You are only using a tiny fraction of the power of the GPU. Running a single block (grid<1,1,1>) severely limits what the GPU is able to do in parallel, and how it can hide various latencies. Unfortunately being at work I am unable to delve too deep into how you would need to re-write it to handle running multiple blocks (>32) each running multiple threads (>256).

The other thing that jumped out to me is you mentioned that you are copying 3k chunks, working on them, copying the 3k chunks back. This is far too small a dataset to get any real benefit from the GPU. You want to copying at least 1000 times that really (I would say if you can ‘know’ where you are going, try to do 300MB each time at least). Each copy has overhead, so if you are doing thousands of tiny ones that is thousands times that overhead vs large copies which only have one.

You are only launching a single block!? That is grossly underutilizing the GPU. Split the work into many blocks as well as many threads.

As the next step, use the Occupancy Calculator to find the best blocksize. 768 probably doesn’t give the maximum occupancy possible because of the factor 3 involved

Ah, that makes sense. I didn’t understand blocks so had bypassed them. I’ll shift threads to 256 for maximum occupancy and add block dimensions. Hadn’t clicked that there are scheduling constraints within a thread block which prevent it from using all the hardware.

Thank you both - much faster. It now completes a block of 2^34 seeds in 12 seconds versus nearly 2 minutes before. It’s about 3 times faster than the 4 CPU cores working together now.

I had tried this on EC2 before and worked out I needed a 10x speedup of the CUDA code to be more cost-effective with their spot pricing (7c/hr CPU-only vs 38c/hr with two M2050s + some network latency advantages I don’t gain from). Not quite there but my own GPU can contribute a lot to the pool now.

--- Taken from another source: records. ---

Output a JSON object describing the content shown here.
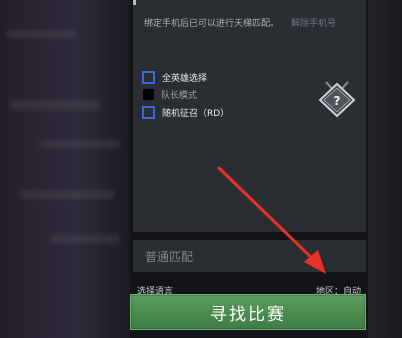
{
  "settings": {
    "bind_notice": "绑定手机后已可以进行天梯匹配。",
    "bind_link": "解除手机号",
    "options": [
      {
        "label": "全英雄选择",
        "checked": false
      },
      {
        "label": "队长模式",
        "checked": true
      },
      {
        "label": "随机征召（RD）",
        "checked": false
      }
    ],
    "mode_icon": "question-diamond-icon"
  },
  "match_mode": "普通匹配",
  "footer": {
    "language_label": "选择语言",
    "region_label": "地区：自动",
    "find_match_label": "寻找比赛"
  },
  "colors": {
    "find_button": "#4a8b4e",
    "annotation_arrow": "#e8302a",
    "focus_outline": "#3c67d8"
  }
}
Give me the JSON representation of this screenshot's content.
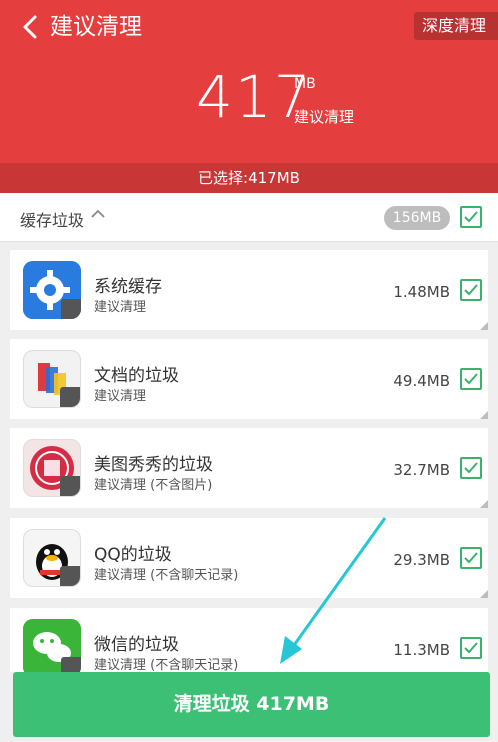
{
  "header": {
    "title": "建议清理",
    "deep_clean_label": "深度清理",
    "total_value": "417",
    "total_unit": "MB",
    "total_caption": "建议清理",
    "selected_text": "已选择:417MB",
    "background_color": "#e53e3e"
  },
  "section": {
    "label": "缓存垃圾",
    "size": "156MB",
    "checked": true
  },
  "items": [
    {
      "name": "系统缓存",
      "desc": "建议清理",
      "size": "1.48MB",
      "icon": "system-cache-icon",
      "checked": true
    },
    {
      "name": "文档的垃圾",
      "desc": "建议清理",
      "size": "49.4MB",
      "icon": "documents-icon",
      "checked": true
    },
    {
      "name": "美图秀秀的垃圾",
      "desc": "建议清理 (不含图片)",
      "size": "32.7MB",
      "icon": "meitu-icon",
      "checked": true
    },
    {
      "name": "QQ的垃圾",
      "desc": "建议清理 (不含聊天记录)",
      "size": "29.3MB",
      "icon": "qq-icon",
      "checked": true
    },
    {
      "name": "微信的垃圾",
      "desc": "建议清理 (不含聊天记录)",
      "size": "11.3MB",
      "icon": "wechat-icon",
      "checked": true
    }
  ],
  "clean_button": {
    "label": "清理垃圾 417MB",
    "color": "#3cc076"
  },
  "check_color": "#39b36b"
}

(1) Please note that loop unrolling typically requires that the loop body has a single-entry, single-exit structure. So loops containing ‘break’ or ‘return’ cannot be unrolled. You may want to look into getting rid of the ‘break’ inside the loop.

(2) Keep in mind that 64-bit integer arithmetic is emulated on the GPU (it has a 32-bit architecture). You would want to avoid any unnecessary 64-bit operations. For example, does ‘num_found’ have to be a 64-bit variable?

Yeah, expected it to stop unrolling when I added that break, but speeds it up massively (timed). I was adding some explicit unrolling (switch / jump table inside outer loop) but didn’t have a noticeable impact.

Interesting about the 64 bit. It’s all actually 48-bit arithmetic (Java’s Random implementation) discarding the top 16, so wonder if that could be done more efficiently.